A candidate for president made a campaign stop in Santa Fe. But you might not have recognized him unless you’re a fan of 1990s Disney movies — or have an abiding interest in cryptocurrency.
Brock Pierce, a onetime child actor whose independent bid for president is somewhere between quixotic and quizzical, made a visit to Northern New Mexico on Tuesday, preaching the need to “upgrade the operating system of the United States of America” with a universal basic income and reform a criminal justice system that does not help people suffering from mental illness and drug addictions. The nation, he said, cries out for a technologist-in-chief who actually understands the innovations of the tech industry.

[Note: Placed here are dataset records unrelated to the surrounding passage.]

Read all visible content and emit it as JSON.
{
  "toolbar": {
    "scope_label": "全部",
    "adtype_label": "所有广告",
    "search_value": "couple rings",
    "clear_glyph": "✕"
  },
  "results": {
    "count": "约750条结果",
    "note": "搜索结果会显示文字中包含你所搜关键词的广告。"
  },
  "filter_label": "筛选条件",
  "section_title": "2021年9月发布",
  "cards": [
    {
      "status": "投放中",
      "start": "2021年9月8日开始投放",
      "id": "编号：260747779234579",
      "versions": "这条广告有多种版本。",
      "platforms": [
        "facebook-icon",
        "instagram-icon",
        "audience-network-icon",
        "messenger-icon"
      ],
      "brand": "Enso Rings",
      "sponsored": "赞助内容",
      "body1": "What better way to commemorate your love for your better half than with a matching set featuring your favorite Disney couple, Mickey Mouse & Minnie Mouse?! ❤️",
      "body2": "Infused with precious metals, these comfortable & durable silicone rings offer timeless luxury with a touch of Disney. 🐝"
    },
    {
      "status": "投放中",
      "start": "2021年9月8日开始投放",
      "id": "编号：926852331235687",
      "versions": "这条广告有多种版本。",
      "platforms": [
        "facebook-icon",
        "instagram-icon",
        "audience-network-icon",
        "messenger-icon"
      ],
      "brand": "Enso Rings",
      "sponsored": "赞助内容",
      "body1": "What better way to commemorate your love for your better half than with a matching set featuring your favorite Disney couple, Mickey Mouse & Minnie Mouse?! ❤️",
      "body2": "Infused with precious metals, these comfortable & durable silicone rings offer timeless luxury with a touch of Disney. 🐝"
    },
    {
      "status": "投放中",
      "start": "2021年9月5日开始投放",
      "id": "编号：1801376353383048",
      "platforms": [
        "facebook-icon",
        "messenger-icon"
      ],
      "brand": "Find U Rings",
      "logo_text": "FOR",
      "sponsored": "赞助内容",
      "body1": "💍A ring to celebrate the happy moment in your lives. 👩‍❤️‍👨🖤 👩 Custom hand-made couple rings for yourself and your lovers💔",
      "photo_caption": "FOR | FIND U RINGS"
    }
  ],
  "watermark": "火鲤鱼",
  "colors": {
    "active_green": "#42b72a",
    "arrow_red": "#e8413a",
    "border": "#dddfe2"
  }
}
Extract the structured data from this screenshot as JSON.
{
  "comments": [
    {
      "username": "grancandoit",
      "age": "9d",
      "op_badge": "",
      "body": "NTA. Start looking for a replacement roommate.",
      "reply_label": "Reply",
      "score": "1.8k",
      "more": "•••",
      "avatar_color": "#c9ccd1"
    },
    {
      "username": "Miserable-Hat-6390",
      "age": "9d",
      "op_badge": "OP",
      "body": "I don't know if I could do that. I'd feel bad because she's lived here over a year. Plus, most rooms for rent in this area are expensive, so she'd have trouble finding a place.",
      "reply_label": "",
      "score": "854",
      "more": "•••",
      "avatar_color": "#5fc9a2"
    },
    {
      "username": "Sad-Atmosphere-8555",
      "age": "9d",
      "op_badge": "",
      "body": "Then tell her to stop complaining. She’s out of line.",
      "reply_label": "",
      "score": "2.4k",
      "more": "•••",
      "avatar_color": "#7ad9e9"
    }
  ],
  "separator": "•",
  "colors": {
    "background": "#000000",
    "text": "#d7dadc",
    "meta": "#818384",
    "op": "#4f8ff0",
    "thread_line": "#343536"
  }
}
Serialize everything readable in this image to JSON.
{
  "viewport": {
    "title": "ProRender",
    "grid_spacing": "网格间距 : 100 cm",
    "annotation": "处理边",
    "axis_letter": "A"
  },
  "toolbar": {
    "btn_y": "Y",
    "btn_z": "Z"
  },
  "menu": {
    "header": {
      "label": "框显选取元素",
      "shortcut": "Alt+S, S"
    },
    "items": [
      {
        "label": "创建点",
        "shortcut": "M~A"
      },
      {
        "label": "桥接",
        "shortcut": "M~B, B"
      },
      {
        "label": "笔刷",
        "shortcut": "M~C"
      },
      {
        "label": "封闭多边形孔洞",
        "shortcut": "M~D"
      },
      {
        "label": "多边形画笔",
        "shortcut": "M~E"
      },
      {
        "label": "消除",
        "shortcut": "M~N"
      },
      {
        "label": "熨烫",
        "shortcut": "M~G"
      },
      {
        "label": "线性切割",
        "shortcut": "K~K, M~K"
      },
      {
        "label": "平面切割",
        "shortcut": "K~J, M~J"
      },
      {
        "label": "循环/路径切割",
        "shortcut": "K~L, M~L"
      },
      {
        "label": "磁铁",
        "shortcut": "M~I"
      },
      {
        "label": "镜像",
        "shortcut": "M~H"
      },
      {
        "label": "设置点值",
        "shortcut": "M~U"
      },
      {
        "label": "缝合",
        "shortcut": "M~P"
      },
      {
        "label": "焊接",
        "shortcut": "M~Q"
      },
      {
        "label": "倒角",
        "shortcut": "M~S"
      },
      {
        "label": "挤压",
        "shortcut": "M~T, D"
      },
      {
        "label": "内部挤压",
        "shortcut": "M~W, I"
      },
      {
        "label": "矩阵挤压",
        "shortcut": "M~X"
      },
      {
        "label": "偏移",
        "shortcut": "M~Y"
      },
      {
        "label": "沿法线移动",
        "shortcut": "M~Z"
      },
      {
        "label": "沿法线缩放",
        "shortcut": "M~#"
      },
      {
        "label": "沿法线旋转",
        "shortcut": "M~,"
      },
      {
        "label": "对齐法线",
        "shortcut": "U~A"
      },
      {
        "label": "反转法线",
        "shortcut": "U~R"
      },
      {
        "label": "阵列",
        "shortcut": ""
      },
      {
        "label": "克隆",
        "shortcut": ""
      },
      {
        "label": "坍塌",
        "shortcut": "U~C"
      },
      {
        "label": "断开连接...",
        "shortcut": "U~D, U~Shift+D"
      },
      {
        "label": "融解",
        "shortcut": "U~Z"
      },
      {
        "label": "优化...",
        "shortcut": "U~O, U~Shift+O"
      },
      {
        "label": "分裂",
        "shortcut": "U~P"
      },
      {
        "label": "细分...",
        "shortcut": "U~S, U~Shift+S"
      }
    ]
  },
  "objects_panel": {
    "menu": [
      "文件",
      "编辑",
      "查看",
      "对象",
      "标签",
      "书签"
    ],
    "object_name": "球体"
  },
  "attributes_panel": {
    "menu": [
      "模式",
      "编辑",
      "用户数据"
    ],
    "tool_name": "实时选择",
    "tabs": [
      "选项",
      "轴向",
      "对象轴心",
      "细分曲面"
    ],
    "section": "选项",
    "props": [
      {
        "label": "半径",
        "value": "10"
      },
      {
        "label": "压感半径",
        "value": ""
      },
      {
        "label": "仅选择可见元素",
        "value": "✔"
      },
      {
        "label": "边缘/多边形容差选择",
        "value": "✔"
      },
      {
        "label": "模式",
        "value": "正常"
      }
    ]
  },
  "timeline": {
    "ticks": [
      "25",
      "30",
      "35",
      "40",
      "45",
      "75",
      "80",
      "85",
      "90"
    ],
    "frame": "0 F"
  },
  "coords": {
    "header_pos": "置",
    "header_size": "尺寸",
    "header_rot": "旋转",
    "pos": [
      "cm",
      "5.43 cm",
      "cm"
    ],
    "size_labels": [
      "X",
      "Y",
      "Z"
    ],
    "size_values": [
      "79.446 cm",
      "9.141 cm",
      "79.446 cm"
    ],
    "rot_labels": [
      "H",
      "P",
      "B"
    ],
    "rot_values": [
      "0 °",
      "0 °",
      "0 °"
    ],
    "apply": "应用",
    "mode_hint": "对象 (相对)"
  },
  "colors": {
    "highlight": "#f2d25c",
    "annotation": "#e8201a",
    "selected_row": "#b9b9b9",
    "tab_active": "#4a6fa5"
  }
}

“Right now, artificial intelligence is coming online, automation, robotics — I mean, we have a lot of unemployment now,” Pierce said, pausing to cough. “Wait until you see what continues to happen as a result of technology. And I think that we need a government that has their finger on the pulse. I mean, when our tech giants, tech leaders, go testify before our government, the questions that are asked are embarrassing. It’s clear our government doesn’t have a handle on what’s actually happening, and the speed at which technology is changing the world is accelerating.”
Pierce, who starred in Disney’s The Mighty Ducks movies of the 1990s and played the son of a president in First Kid, built up massive wealth in cryptocurrency and spent years in Puerto Rico with Silicon Valley expats working toward a Caribbean “crypto utopia.”
In 2018, Forbes estimated his net worth in cryptocurrency to be somewhere between $700 million and $1 billion after becoming board chairman of the Bitcoin Foundation in 2015. In September, Pierce was served court documents during a campaign rally, alleging he engaged in securities fraud.
Undaunted, Pierce campaigns on, making quick visits to Santa Fe and Taos en route to Denver. Though not a presence on New Mexico’s ballot, he’s on the ballot in 16 states. He said he is largely focused on winning independent voters in Colorado, Utah, Idaho and Wyoming.
Wednesday morning at a downtown cafe, Pierce met with Chris Luchini, chairman of the New Mexico Libertarian Party. He also said he met with a few lawyers and other “political party people” whose names Pierce declined to disclose.
Is the state’s Libertarian Party backing Pierce’s quest?
“No. No way. However, I talk to anyone not wearing a Klan robe,” Luchini said.
The lack of major support does not seem to deter Pierce, who says the major motivating force behind his campaign is “love” and laying the groundwork for his next four years in politics.
Pierce said he had a “surprise” 17-minute conversation and photo shoot with Ned Scott, co-founder of social media and blockchain company Steemit Inc. and a New York City-area resident. Scott said he happened to be strolling through downtown Santa Fe when he noticed Pierce’s campaign SUV.
“Interesting. One of the top entrepreneurs in crypto randomly happens to be in town,” Pierce said, chuckling as Scott continued strolling toward the Cathedral Basilica of St. Francis of Assisi.
But the chance encounter allowed Pierce the opportunity to describe in detail his major talking points: unity during a time of intense partisan polarization; compromise; the failure of the two-party system; radically reforming the criminal justice system.
“We’re on the polarization path,” Pierce said. “That likely ends one day in civil war, unless something new emerges that can unify this nation again.”
During his encounter with Scott, Pierce said his campaign is really a “dry run that will make sure I’m fully prepared for 2024.” He added his candidacy this year will help lay the political groundwork for fielding 100 third-party candidates up and down the ballot in 2022.
Pierce, who said it’s time to reopen the nation’s economy, didn’t seem much bothered by the prospect of COVID-19. Hardly anyone on his team, including the candidate himself, wore face masks despite the candidate’s intermittent dry cough. He’s looking forward to a convention of independent voters scheduled to take place in Cheyenne, Wyo., in late October. Pierce said he expects 1,000 people to gather.
“I think it’s time that we start to reopen our businesses. We’re destroying the American dream right now, we’re destroying the American economy right now and it’s not March or April,” he said. “I understand the government taking an emergency sort of response to make sure things don’t get extraordinarily bad for everyone. It’s now October. We can’t continue to kill the American dream, which is what’s happening.”